and reduced the conquered nations to their own condition, inaugurating in the completest manner the reign of brute-force and mental darkness. If they afterward espoused Christianity, they molded it to their own savage superstition, till at last naught was left of the divine dispensation but its name, to cover the most degrading idolatry and demonism. At the time we begin our specific examination we find that, in the then so-called Christian nations—
1. There existed no science worthy of the name, no schools whatever. Reading, writing, and ciphering, were separate and distinct trades. The masses, the nobility, the poor and the rich, were wholly unacquainted with the mysteries of the alphabet and the pen. A few men, known as clerks, who generally belonged to the priesthood, monopolized them as a special class of artists.
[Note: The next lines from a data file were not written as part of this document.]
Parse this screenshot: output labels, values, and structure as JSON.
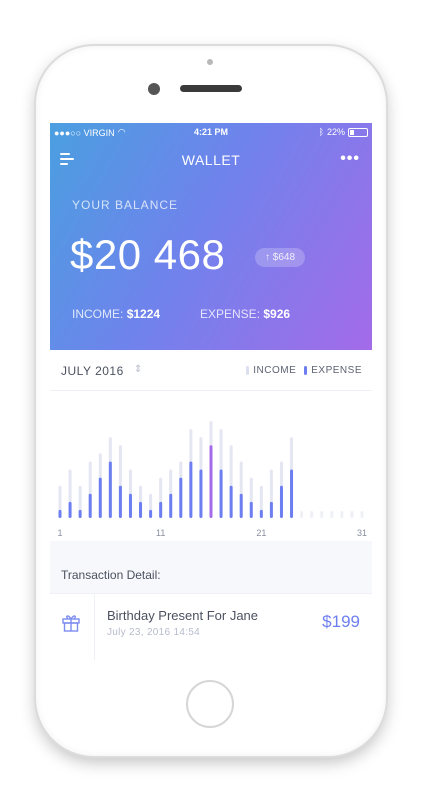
{
  "status_bar": {
    "carrier": "●●●○○ VIRGIN",
    "time": "4:21 PM",
    "battery": "22%"
  },
  "nav": {
    "title": "WALLET"
  },
  "balance": {
    "label": "YOUR BALANCE",
    "value": "$20 468",
    "change": "↑ $648",
    "income_label": "INCOME:",
    "income_value": "$1224",
    "expense_label": "EXPENSE:",
    "expense_value": "$926"
  },
  "period": {
    "month": "JULY 2016",
    "caret": "⇕"
  },
  "legend": {
    "income": "INCOME",
    "expense": "EXPENSE",
    "income_color": "#dcdfee",
    "expense_color": "#6d7ff0"
  },
  "colors": {
    "accent": "#6d7ff0",
    "highlight": "#a46be9",
    "gradient_start": "#4a9fe0",
    "gradient_end": "#a46be9"
  },
  "chart_data": {
    "type": "bar",
    "x": [
      1,
      2,
      3,
      4,
      5,
      6,
      7,
      8,
      9,
      10,
      11,
      12,
      13,
      14,
      15,
      16,
      17,
      18,
      19,
      20,
      21,
      22,
      23,
      24,
      25,
      26,
      27,
      28,
      29,
      30,
      31
    ],
    "xticks": [
      "1",
      "11",
      "21",
      "31"
    ],
    "series": [
      {
        "name": "INCOME",
        "values": [
          4,
          6,
          4,
          7,
          8,
          10,
          9,
          6,
          4,
          3,
          5,
          6,
          7,
          11,
          10,
          12,
          11,
          9,
          7,
          5,
          4,
          6,
          7,
          10,
          0,
          0,
          0,
          0,
          0,
          0,
          0
        ]
      },
      {
        "name": "EXPENSE",
        "values": [
          1,
          2,
          1,
          3,
          5,
          7,
          4,
          3,
          2,
          1,
          2,
          3,
          5,
          7,
          6,
          9,
          6,
          4,
          3,
          2,
          1,
          2,
          4,
          6,
          0,
          0,
          0,
          0,
          0,
          0,
          0
        ]
      }
    ],
    "highlight_day": 16,
    "ylim": [
      0,
      13
    ]
  },
  "transactions": {
    "title": "Transaction Detail:",
    "items": [
      {
        "name": "Birthday Present For Jane",
        "date": "July 23, 2016   14:54",
        "amount": "$199"
      }
    ]
  }
}
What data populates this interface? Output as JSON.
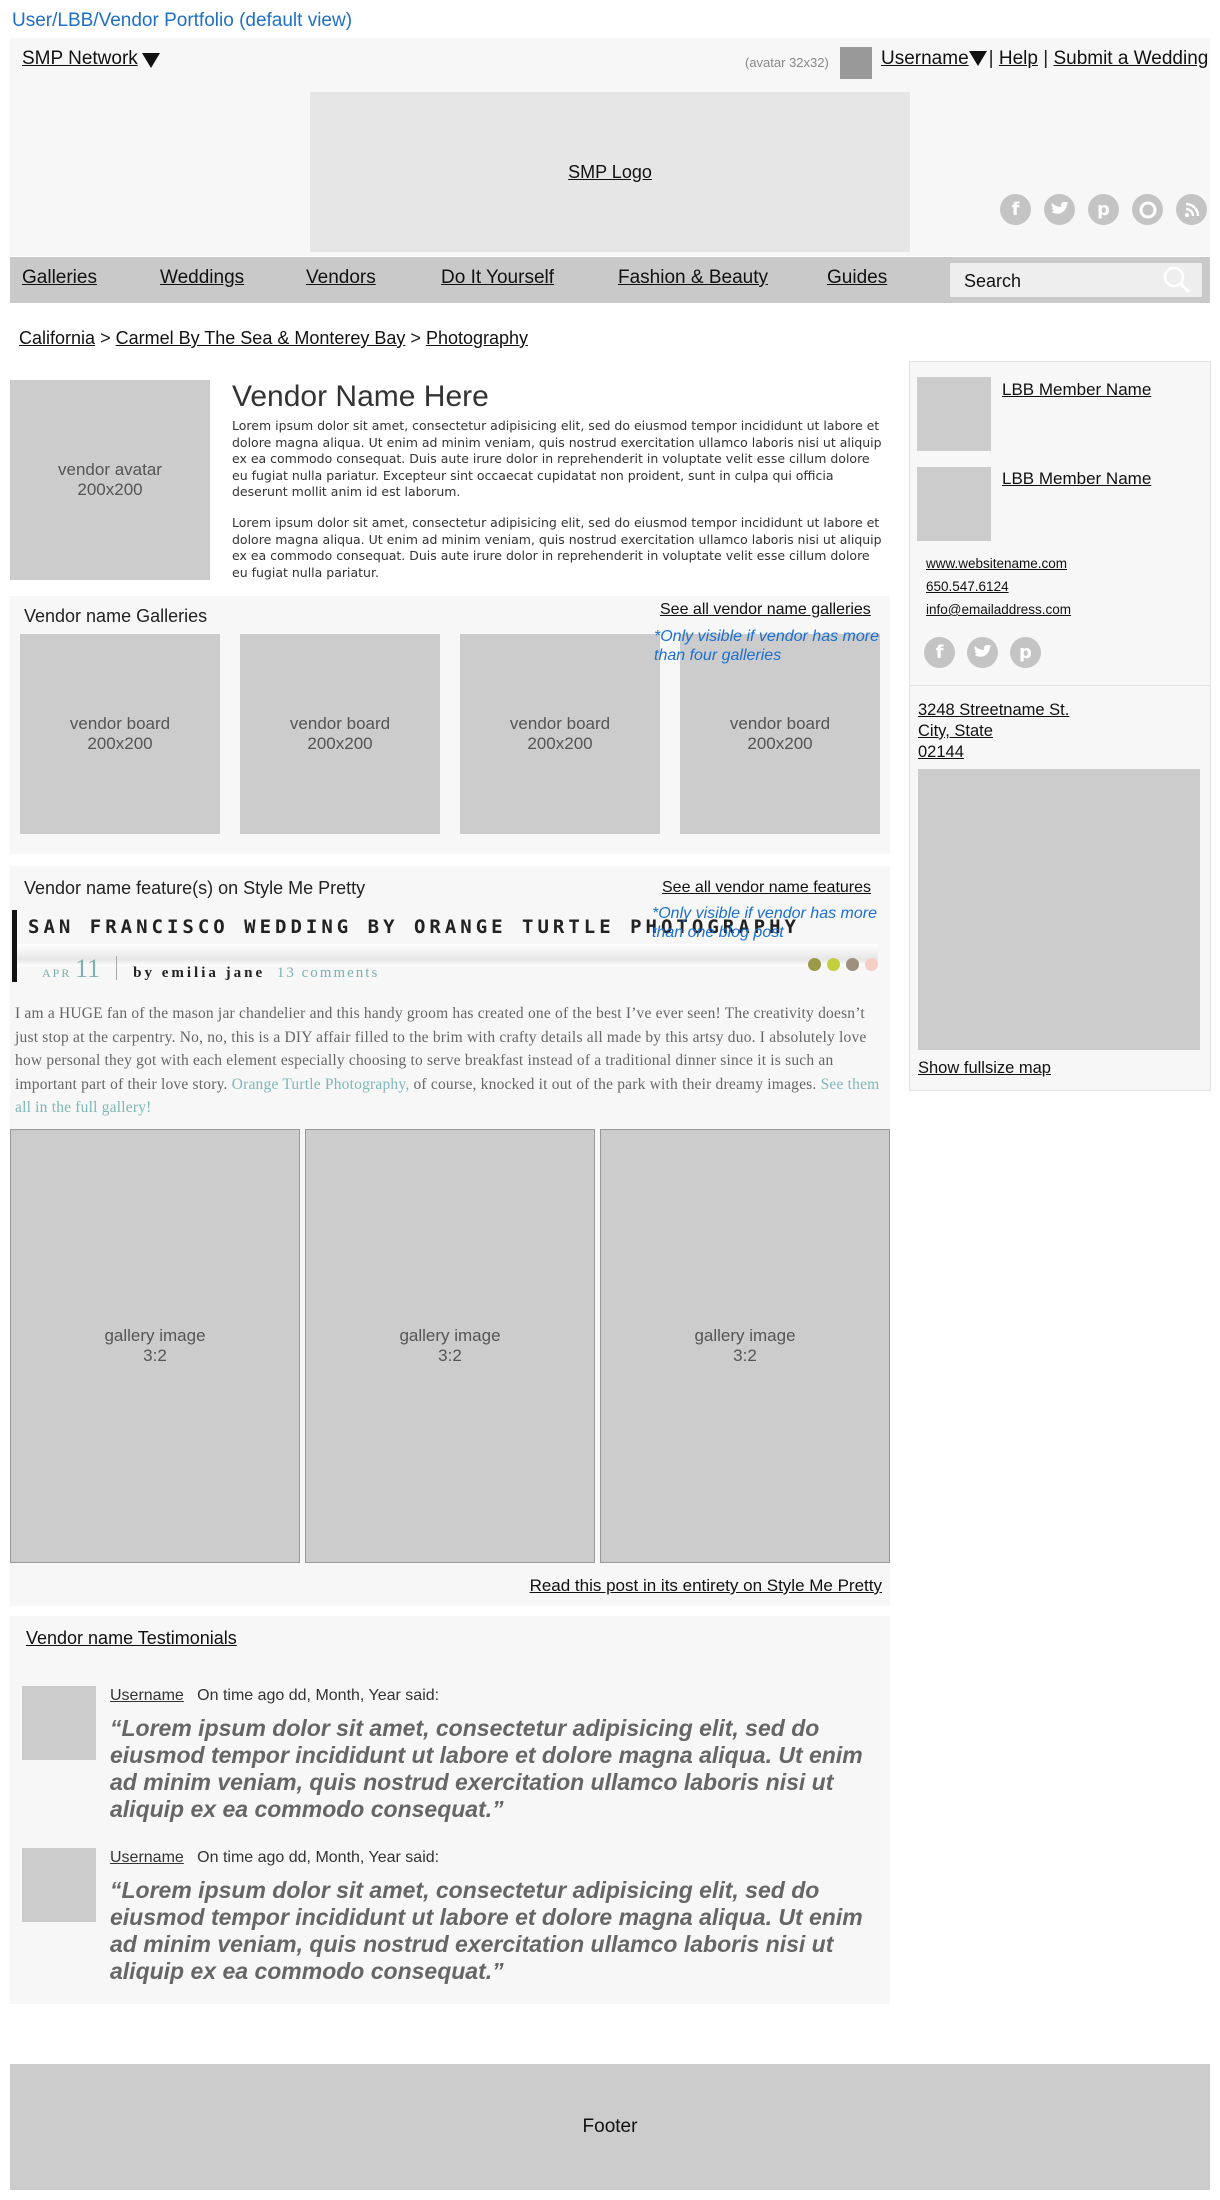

They taught their business only to their seminarists, apprentices; and beyond themselves and their few pupils no one knew how to read and write, nor was it expected of the generality, any more than it would be nowadays, that everybody should be a shoemaker or a lawyer. Kings did not even know how to sign their names, so that when they wanted to subscribe to a written contract, law, or treaty, which some clerk had drawn up for them, they would smear their right hand with ink, and slap it down upon the parchment saying, "Witness my hand." At a later date, some genius devised the substitute of the seal, which was impressed instead of the hand, but oftener besides the hand. Every gentleman had a seal with a peculiar device thereon. Hence the sacramental words now in use, "Witness my hand and seal," affixed to modern deeds, serve at least the purpose of reminding us of the ignorance of the middle ages.
In fact, in those days a nobleman considered it below his dignity to have any knowledge of letters. This was left to persons of inferior rank. The use of arms, horsemanship, and war, were the sole avocation of the lords of the land. As all authority, and indeed safety, depended upon force and success in battle, skill at arms was necessarily the genteelest of the arts. The nobility knew no other; and the workmen they admired the most were those who forged their uncouth armor, ungainly shields, and clumsy swords.
Society was divided into orders: at the top were the prelates and priesthood, the kings and nobles; at the bottom the serfs who were the bulk of the people; and intermediate were a few free workmen and burgesses who enjoyed a sort of quasi exemption from personal servitude, but were subject to the despotic rule of the king and lords.
All persons were also unmitigated believers in magic, sorcery, witchcraft, enchantments, amulets, astrology, evil-eye, conjuration, fascination, divination, fetichism, charms, evocation of ghosts, specters and devils, talismans, incantations, fortune-telling, palmistry, cabalistic arts, spells, divining-rods, bargains with the occult powers, and the